Imagine the ideal best friend.
Think about what sorts of traits would make this friend so ideal. They would be a good listener, naturally. And they would never be judgmental or try to tell you what you should do about your problems. They would always be happy to hang out with you. This wonderful friend would always be on your side, and their love would be unconditional.
Oh, and one more thing. There’s a good chance they will be furry.
You knew we were talking about a pet, right?
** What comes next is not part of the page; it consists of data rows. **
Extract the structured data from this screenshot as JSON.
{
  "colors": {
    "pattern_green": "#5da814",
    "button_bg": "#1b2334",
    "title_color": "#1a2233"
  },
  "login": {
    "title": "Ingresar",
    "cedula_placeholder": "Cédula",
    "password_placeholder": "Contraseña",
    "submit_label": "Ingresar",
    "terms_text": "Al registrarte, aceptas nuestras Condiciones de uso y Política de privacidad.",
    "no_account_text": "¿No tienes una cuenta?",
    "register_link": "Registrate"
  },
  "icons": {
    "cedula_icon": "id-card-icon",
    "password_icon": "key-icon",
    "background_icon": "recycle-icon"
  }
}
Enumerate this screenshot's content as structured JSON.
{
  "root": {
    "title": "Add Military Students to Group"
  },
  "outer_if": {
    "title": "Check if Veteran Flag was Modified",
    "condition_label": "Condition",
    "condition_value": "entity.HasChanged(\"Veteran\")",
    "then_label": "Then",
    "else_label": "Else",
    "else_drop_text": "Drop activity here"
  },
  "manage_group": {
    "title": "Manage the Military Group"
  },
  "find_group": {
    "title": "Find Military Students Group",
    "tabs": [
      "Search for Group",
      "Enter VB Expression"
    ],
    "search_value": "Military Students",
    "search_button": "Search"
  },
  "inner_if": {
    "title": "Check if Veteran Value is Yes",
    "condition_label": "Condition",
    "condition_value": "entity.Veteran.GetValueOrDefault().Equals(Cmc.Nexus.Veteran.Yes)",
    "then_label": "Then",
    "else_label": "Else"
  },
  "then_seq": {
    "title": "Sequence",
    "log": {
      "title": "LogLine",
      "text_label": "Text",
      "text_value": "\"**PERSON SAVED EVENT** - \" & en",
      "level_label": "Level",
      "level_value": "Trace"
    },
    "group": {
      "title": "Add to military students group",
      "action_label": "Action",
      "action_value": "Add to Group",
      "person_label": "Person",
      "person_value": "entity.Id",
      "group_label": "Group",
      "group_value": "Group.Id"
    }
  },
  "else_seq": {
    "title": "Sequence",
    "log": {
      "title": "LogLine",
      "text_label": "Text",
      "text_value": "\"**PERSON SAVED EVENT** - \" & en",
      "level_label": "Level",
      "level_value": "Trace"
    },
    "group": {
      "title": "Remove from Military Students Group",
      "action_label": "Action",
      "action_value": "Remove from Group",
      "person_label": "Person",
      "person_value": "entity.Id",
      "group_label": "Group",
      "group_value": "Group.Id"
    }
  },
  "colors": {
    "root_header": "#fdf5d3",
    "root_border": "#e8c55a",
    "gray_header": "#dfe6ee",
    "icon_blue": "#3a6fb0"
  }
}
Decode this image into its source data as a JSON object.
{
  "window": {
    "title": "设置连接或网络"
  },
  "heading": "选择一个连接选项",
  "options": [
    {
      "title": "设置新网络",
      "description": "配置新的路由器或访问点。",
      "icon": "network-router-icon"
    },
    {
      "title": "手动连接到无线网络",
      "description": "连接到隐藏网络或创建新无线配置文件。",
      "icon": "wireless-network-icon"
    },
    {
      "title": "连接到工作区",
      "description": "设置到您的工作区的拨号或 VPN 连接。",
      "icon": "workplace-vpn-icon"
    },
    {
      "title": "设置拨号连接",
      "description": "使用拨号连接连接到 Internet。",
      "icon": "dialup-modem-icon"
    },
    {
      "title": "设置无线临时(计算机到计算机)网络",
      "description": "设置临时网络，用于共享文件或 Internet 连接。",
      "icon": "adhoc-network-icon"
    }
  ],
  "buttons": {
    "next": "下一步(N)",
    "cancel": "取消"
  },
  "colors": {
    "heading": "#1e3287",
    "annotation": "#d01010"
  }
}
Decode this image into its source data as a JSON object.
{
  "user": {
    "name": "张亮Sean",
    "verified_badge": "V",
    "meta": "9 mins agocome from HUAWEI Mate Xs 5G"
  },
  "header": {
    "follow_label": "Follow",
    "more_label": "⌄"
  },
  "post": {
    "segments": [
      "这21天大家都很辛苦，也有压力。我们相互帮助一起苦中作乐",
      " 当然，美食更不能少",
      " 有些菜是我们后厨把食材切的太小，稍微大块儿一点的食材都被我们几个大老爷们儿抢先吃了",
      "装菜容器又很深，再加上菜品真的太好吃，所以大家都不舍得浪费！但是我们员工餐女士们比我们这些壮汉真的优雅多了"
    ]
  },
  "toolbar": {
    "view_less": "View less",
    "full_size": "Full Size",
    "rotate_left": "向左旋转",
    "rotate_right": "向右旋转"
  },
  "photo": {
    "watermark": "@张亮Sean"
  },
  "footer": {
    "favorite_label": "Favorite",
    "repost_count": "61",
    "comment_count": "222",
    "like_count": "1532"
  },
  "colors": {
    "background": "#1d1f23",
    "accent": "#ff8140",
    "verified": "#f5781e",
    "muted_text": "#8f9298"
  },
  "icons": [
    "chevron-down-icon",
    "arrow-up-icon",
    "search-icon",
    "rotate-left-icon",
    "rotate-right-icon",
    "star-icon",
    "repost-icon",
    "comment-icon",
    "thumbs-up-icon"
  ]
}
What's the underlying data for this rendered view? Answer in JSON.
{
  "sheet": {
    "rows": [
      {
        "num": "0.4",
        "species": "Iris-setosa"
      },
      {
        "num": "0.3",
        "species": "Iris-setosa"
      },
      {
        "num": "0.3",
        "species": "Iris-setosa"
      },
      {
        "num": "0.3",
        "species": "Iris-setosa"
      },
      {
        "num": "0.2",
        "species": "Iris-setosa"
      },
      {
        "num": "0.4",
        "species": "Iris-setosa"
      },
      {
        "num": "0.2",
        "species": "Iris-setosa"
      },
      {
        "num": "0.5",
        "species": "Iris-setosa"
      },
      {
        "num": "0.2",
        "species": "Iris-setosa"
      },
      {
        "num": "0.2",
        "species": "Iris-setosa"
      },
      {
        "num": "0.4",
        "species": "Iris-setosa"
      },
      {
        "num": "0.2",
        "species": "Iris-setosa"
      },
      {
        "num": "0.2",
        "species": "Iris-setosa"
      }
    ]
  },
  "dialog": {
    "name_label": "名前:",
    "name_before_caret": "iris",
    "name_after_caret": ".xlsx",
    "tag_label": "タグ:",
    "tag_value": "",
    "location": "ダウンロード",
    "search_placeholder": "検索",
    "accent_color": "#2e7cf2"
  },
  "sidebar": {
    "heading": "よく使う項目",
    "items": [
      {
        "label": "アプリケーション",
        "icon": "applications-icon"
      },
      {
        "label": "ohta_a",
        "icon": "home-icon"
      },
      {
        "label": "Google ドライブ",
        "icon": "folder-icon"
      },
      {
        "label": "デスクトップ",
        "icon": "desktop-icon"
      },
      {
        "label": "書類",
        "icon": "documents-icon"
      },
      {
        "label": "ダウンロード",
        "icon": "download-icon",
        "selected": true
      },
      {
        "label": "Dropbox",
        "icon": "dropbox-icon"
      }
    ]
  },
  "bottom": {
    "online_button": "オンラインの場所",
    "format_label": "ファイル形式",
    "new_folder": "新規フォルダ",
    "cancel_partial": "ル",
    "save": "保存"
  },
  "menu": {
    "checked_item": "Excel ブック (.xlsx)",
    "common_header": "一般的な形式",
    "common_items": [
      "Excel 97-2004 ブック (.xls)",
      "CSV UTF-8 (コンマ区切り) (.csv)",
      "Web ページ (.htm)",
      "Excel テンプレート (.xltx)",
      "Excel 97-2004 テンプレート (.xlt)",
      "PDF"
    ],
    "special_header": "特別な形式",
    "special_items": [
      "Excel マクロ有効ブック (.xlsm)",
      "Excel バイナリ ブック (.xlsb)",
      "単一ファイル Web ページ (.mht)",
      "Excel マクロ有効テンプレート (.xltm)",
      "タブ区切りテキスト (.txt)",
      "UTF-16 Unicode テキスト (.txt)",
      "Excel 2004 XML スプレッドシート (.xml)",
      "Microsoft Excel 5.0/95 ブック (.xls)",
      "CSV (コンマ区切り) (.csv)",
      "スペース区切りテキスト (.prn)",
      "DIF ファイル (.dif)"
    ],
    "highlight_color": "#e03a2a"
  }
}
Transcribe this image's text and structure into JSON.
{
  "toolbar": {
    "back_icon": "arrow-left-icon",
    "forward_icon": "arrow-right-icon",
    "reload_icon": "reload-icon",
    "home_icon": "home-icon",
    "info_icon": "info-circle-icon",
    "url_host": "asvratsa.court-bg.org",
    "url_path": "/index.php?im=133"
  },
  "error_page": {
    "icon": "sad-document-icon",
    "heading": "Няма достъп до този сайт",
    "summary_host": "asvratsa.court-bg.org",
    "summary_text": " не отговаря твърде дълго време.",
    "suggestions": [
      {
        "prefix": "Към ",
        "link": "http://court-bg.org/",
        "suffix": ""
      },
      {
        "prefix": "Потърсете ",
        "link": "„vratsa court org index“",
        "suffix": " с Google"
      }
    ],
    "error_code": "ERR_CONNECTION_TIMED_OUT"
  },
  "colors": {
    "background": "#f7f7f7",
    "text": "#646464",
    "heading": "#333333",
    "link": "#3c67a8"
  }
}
If you already have a pet—a rambunctious dog, an aloof cat, a chatty bird, a bouncy bunny, a mesmerizing fish, or a long-tongued lizard—you probably already understand the ways in which a pet can be a comforting companion. But whether you currently have a pet or not, it is worth exploring the various ways in which a loyal and loving animal (and who says a lizard can’t be loving?) can support your mental health.
Before we proceed, however, we need to be clear about one thing.
Having a Pet Is a Serious Commitment
Before bringing an animal into your home, you’ll want to consider a number of factors. For example, is anyone in your house allergic to (or afraid of) the type of pet you are considering? Does your home have enough space for an animal—inside and, in some cases, out? If you rent your living space, are you allowed to have animals on the property? Do the expenses related to owning a pet—food, vet care, toys, carrying cases, and much, much more—fit into the family budget? How do you feel about cleaning up after a pet? And is there a reliable and ethical source, like a rescue shelter, where you can find animals in your community?
Our point here is no doubt obvious: You should not bring a pet of any kind into your home on a whim. Having a pet is a long-term commitment and it isn’t always easy, convenient, fun, or inexpensive.
That said, a pet truly can be a helpful support for your mental well-being.
The Paws-itives of Pet Therapy
Generally, when we are playing with or petting a pet, we probably are not thinking too much about brain science. But studies show that these kinds of activities can help lower the levels of cortisol and boost the levels of oxytocin in the brain—less cortisol and more oxytocin are associated with lower stress levels and increased feelings of relaxation. And the benefits are not confined to our brains. Petting an animal is associated with lower blood pressure levels.
Having a pet is also a great way to ward off loneliness, avoid boredom, and—in some cases—lead to increased physical activity. All three of those things are good for your mental health. And you can’t forget the fact that our pets listen to us with judgment and without offering advice. Sometimes, that is exactly what we need when we are struggling with difficult emotions or the symptoms of a mental health disorder.
Alternatives to Bringing a Pet Home
Maybe we have convinced you that having a pet would be of benefit to you. But what if you read our list of questions above and realized that you are not in a position to bring a pet into your home right now?
Happily, there are some alternatives. For example, you could volunteer at an animal shelter. You would get plenty of time with—and the same benefits from—the animals at the shelter. And you would have the satisfaction of knowing you are helping animals find their forever homes. You might also boost your mental well-being by getting out into nature where you can observe and enjoy animals in their natural habitat. It can even be beneficial to arrange to hang out with friends who have pets so that you can take advantage of the benefits animals provide just by being around and being themselves.
We Can Help Build a Foundation for Good Mental Health
At Johnstown Heights Behavioral Health, we are committed to helping people improve their mental health and maintain those improvements over time. We know that every individual we serve is unique, and so we listen intently and then employ our expertise and experience to create personalized treatment plans. Whether you are struggling with depression, anxiety, a trauma-based disorder, or another mental health challenge, we can help you move forward in healthy, positive ways.